## What you are asked to do
Pick out and copy every line below that has the word "weighted".

Dataset rows for apps and sites:
....
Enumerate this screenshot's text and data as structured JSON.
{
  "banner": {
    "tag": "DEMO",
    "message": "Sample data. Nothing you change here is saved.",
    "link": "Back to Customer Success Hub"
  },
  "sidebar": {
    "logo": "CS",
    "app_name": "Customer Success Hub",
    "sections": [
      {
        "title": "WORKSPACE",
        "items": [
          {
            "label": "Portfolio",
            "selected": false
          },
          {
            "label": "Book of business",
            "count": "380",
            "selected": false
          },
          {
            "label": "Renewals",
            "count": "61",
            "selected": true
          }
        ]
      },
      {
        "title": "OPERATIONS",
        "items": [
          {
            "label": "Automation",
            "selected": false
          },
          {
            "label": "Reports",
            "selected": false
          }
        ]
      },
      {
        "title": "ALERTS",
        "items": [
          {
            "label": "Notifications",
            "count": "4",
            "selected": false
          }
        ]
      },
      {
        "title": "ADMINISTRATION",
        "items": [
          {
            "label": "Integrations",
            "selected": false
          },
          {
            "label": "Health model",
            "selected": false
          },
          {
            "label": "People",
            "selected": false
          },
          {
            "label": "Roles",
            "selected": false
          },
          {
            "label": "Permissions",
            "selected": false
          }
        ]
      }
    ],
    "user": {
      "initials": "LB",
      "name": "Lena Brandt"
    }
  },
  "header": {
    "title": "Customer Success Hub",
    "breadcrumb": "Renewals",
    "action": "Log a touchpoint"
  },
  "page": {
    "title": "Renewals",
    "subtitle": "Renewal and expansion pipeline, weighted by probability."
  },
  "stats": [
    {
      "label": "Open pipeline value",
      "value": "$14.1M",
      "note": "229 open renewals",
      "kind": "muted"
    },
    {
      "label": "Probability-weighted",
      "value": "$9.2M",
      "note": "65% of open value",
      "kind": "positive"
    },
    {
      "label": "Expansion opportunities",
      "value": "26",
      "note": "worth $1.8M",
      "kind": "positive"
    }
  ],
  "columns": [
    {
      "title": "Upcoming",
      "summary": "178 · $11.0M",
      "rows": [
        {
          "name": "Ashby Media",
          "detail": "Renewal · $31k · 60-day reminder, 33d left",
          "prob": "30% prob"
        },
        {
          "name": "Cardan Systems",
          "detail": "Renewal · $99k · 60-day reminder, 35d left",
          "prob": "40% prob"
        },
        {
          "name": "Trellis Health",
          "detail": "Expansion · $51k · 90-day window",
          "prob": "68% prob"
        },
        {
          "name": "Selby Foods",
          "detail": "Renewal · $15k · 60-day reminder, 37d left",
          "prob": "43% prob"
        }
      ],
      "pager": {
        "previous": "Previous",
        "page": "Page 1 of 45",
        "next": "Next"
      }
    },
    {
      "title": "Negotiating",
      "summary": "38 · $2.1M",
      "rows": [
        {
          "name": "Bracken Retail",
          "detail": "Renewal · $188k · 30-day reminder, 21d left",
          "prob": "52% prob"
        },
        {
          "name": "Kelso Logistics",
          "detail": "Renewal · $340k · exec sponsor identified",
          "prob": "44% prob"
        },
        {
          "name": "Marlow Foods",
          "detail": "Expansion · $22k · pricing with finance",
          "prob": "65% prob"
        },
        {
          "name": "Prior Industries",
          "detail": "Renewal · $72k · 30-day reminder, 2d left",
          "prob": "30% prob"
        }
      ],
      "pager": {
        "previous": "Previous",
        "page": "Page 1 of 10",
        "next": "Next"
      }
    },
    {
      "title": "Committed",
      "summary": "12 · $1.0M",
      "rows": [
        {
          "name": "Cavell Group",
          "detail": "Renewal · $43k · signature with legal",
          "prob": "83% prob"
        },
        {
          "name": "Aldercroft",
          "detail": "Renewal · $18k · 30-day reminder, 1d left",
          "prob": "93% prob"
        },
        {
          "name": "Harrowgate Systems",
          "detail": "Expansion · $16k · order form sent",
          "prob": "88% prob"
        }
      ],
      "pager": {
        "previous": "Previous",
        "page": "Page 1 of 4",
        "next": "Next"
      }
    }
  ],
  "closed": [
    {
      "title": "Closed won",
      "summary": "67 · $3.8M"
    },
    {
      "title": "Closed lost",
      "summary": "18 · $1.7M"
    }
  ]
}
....
## Output
    "subtitle": "Renewal and expansion pipeline, weighted by probability."
      "label": "Probability-weighted",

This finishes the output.